Master of Science
Rayleigh Taylor Instability (RTI) occurs at the interface between a light fluid and a heavy fluid due to the gravitational impact and is commonly observed in several natural and engineering processes like internal confinement fusion (ICF), Type Ia supernova formation and in turbulent combustion processes. Traditionally, RTI has been studied under a constant acceleration frame-work, primarily due to the need of understanding the instability as it occurs in climate and geologic dynamics as well as in deep sea oceanic currents. However, there exists several applications like blast waves, ICF and stellar dynamics where gravitational variability alters the dynamics of the RTI induced mixing process. It is thus important to understand the late-time evolution of RTI under variable acceleration and in cases where the acceleration changes sign.Our primary motivation is to investigate of the effects of initial conditions on self-similar evolution to turbulence of RTI under variable acceleration histories. Incompressible, three dimensional RTI is modeled using a massively parallel high resolution code, MOBILE which uses an Implicit Large Eddy Simulation (ILES) technique. In the current work, four different initial conditions are investigated to understand the effect of spectral bandwidth and spectral index on the late time evolution of the instability as it undergoes multiple acceleration reversals. Our goal is to identify the similarities and differences between the Rayleigh–Taylor turbulence and the more general forms of quasi-stationary turbulence. We will discuss on our results, include low order metrics like, growth constant, molecular mixing parameter and second order moments and anisotropy tensors.

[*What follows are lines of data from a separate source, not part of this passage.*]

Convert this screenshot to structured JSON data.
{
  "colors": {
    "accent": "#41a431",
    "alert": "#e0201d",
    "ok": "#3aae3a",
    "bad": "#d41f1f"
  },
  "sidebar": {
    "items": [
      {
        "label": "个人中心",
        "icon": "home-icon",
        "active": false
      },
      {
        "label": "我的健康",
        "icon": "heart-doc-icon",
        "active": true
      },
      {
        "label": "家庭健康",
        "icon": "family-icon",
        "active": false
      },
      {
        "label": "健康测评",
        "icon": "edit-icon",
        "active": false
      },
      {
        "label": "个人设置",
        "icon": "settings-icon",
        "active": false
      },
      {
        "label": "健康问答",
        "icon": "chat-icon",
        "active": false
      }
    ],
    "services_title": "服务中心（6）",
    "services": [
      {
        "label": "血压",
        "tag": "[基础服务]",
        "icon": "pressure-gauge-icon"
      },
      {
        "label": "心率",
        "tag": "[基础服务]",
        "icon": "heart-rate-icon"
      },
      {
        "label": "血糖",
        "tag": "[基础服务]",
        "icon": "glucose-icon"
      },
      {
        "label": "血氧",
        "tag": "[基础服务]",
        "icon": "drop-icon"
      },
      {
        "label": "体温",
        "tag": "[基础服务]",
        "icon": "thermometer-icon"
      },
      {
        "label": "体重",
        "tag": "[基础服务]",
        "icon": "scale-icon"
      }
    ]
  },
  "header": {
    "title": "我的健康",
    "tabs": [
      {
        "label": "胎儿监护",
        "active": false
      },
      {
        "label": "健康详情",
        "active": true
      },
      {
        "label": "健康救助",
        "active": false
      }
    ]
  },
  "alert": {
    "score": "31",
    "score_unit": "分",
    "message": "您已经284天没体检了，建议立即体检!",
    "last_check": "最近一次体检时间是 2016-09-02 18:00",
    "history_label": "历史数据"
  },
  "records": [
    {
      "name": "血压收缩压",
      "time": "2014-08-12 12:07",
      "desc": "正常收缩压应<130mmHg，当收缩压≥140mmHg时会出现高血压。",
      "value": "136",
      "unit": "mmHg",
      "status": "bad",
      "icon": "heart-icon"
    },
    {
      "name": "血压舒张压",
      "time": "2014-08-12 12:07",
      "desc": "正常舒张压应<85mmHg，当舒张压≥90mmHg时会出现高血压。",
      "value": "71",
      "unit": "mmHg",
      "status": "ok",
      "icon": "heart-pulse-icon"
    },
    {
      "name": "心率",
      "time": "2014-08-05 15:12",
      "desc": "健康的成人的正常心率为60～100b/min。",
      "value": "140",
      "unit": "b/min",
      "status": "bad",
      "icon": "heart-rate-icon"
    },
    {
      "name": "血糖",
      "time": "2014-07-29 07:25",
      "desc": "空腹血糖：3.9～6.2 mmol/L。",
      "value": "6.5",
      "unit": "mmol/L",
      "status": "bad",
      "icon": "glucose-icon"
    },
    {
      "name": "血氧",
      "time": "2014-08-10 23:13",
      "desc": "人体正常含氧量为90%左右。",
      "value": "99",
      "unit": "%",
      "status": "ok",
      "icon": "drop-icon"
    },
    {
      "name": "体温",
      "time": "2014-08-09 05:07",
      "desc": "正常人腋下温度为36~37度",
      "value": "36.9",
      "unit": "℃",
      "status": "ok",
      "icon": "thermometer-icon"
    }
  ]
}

Aslangil, Denis, "Exploring Initial Condition Effects on Variable Acceleration Rayleigh Taylor Instability using Impilicit Large Eddy Simulations" (2015). Theses and Dissertations. 2497.